WHAT YOU ARE ASKED TO DO:
Restate the listing below word for word; no picture is to be carried over.

--- DATA FOR THE TASK Enclosed Below ---

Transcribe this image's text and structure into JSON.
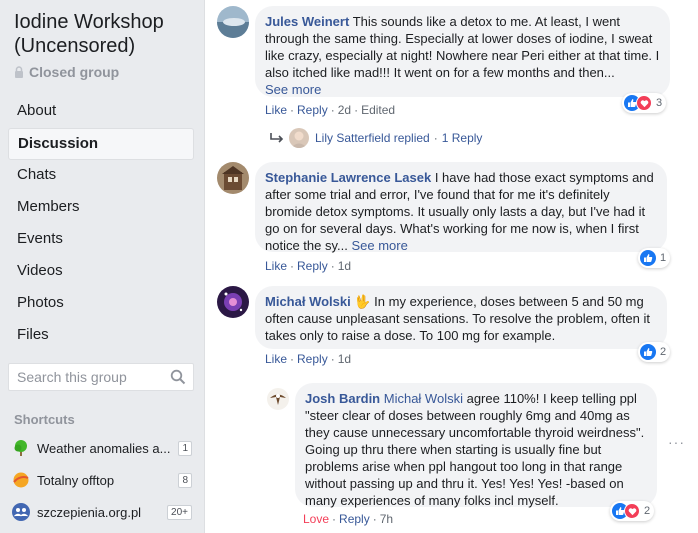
{
  "group": {
    "title": "Iodine Workshop (Uncensored)",
    "privacy": "Closed group"
  },
  "nav": [
    "About",
    "Discussion",
    "Chats",
    "Members",
    "Events",
    "Videos",
    "Photos",
    "Files"
  ],
  "search": {
    "placeholder": "Search this group"
  },
  "shortcuts": {
    "title": "Shortcuts",
    "items": [
      {
        "label": "Weather anomalies a...",
        "badge": "1"
      },
      {
        "label": "Totalny offtop",
        "badge": "8"
      },
      {
        "label": "szczepienia.org.pl",
        "badge": "20+"
      }
    ]
  },
  "comments": [
    {
      "author": "Jules Weinert",
      "text": "This sounds like a detox to me. At least, I went through the same thing. Especially at lower doses of iodine, I sweat like crazy, especially at night! Nowhere near Peri either at that time. I also itched like mad!!! It went on for a few months and then...",
      "see_more": "See more",
      "like": "Like",
      "reply": "Reply",
      "time": "2d",
      "edited": "Edited",
      "reaction_count": "3",
      "replied": {
        "name": "Lily Satterfield replied",
        "dot": "·",
        "count": "1 Reply"
      }
    },
    {
      "author": "Stephanie Lawrence Lasek",
      "text": "I have had those exact symptoms and after some trial and error, I've found that for me it's definitely bromide detox symptoms. It usually only lasts a day, but I've had it go on for several days. What's working for me now is, when I first notice the sy...",
      "see_more": "See more",
      "like": "Like",
      "reply": "Reply",
      "time": "1d",
      "reaction_count": "1"
    },
    {
      "author": "Michał Wolski",
      "emoji": "🖖",
      "text": "In my experience, doses between 5 and 50 mg often cause unpleasant sensations. To resolve the problem, often it takes only to raise a dose. To 100 mg for example.",
      "like": "Like",
      "reply": "Reply",
      "time": "1d",
      "reaction_count": "2"
    },
    {
      "author": "Josh Bardin",
      "mention": "Michał Wolski",
      "text": "agree 110%! I keep telling ppl \"steer clear of doses between roughly 6mg and 40mg as they cause unnecessary uncomfortable thyroid weirdness\". Going up thru there when starting is usually fine but problems arise when ppl hangout too long in that range without passing up and thru it. Yes! Yes! Yes! -based on many experiences of many folks incl myself.",
      "love": "Love",
      "reply": "Reply",
      "time": "7h",
      "reaction_count": "2"
    }
  ],
  "more_menu": "···",
  "colors": {
    "link": "#385898",
    "bubble": "#f2f3f5",
    "sidebar": "#e9ebee",
    "like": "#1877f2",
    "love": "#f33e58"
  }
}
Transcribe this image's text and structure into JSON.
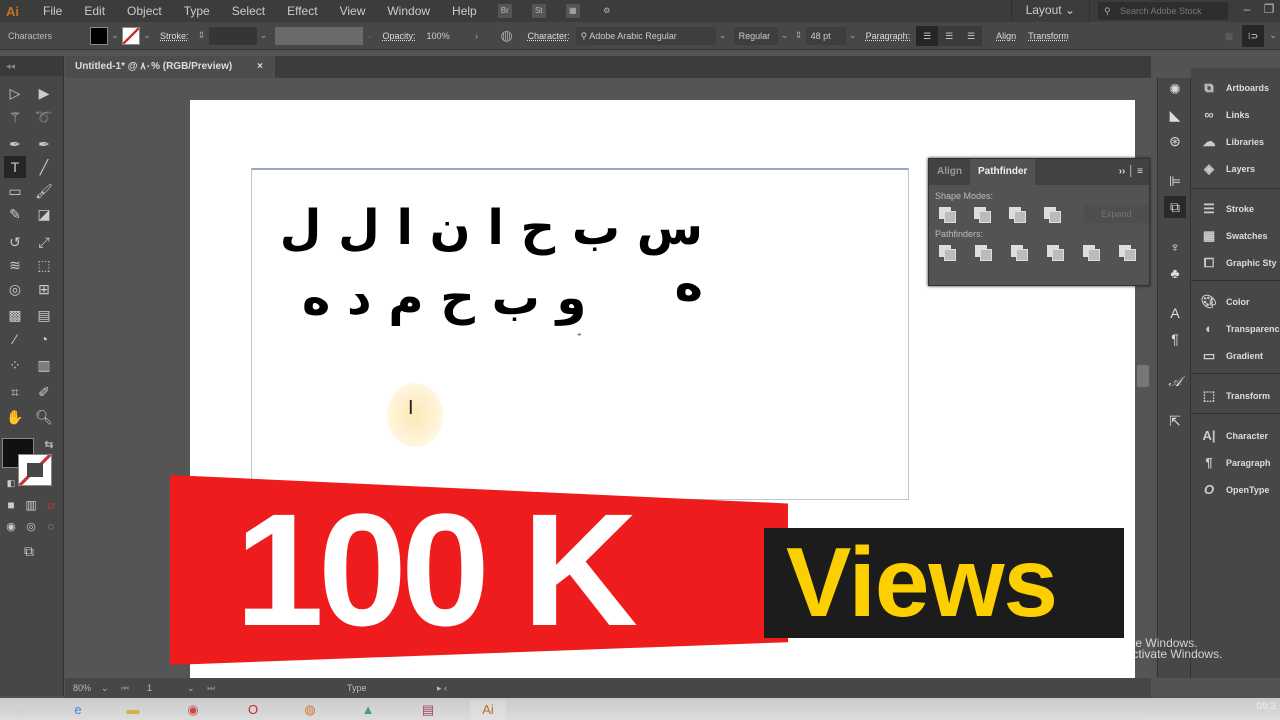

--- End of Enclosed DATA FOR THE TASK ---

WRITTEN ANSWER:
Transcribe this image's text and structure into JSON.
{
  "group": {
    "title": "Iodine Workshop (Uncensored)",
    "privacy": "Closed group"
  },
  "nav": [
    "About",
    "Discussion",
    "Chats",
    "Members",
    "Events",
    "Videos",
    "Photos",
    "Files"
  ],
  "search": {
    "placeholder": "Search this group"
  },
  "shortcuts": {
    "title": "Shortcuts",
    "items": [
      {
        "label": "Weather anomalies a...",
        "badge": "1"
      },
      {
        "label": "Totalny offtop",
        "badge": "8"
      },
      {
        "label": "szczepienia.org.pl",
        "badge": "20+"
      }
    ]
  },
  "comments": [
    {
      "author": "Jules Weinert",
      "text": "This sounds like a detox to me. At least, I went through the same thing. Especially at lower doses of iodine, I sweat like crazy, especially at night! Nowhere near Peri either at that time. I also itched like mad!!! It went on for a few months and then...",
      "see_more": "See more",
      "like": "Like",
      "reply": "Reply",
      "time": "2d",
      "edited": "Edited",
      "reaction_count": "3",
      "replied": {
        "name": "Lily Satterfield replied",
        "dot": "·",
        "count": "1 Reply"
      }
    },
    {
      "author": "Stephanie Lawrence Lasek",
      "text": "I have had those exact symptoms and after some trial and error, I've found that for me it's definitely bromide detox symptoms. It usually only lasts a day, but I've had it go on for several days. What's working for me now is, when I first notice the sy...",
      "see_more": "See more",
      "like": "Like",
      "reply": "Reply",
      "time": "1d",
      "reaction_count": "1"
    },
    {
      "author": "Michał Wolski",
      "emoji": "🖖",
      "text": "In my experience, doses between 5 and 50 mg often cause unpleasant sensations. To resolve the problem, often it takes only to raise a dose. To 100 mg for example.",
      "like": "Like",
      "reply": "Reply",
      "time": "1d",
      "reaction_count": "2"
    },
    {
      "author": "Josh Bardin",
      "mention": "Michał Wolski",
      "text": "agree 110%! I keep telling ppl \"steer clear of doses between roughly 6mg and 40mg as they cause unnecessary uncomfortable thyroid weirdness\". Going up thru there when starting is usually fine but problems arise when ppl hangout too long in that range without passing up and thru it. Yes! Yes! Yes! -based on many experiences of many folks incl myself.",
      "love": "Love",
      "reply": "Reply",
      "time": "7h",
      "reaction_count": "2"
    }
  ],
  "more_menu": "···",
  "colors": {
    "link": "#385898",
    "bubble": "#f2f3f5",
    "sidebar": "#e9ebee",
    "like": "#1877f2",
    "love": "#f33e58"
  }
}
Transcribe this image's text and structure into JSON.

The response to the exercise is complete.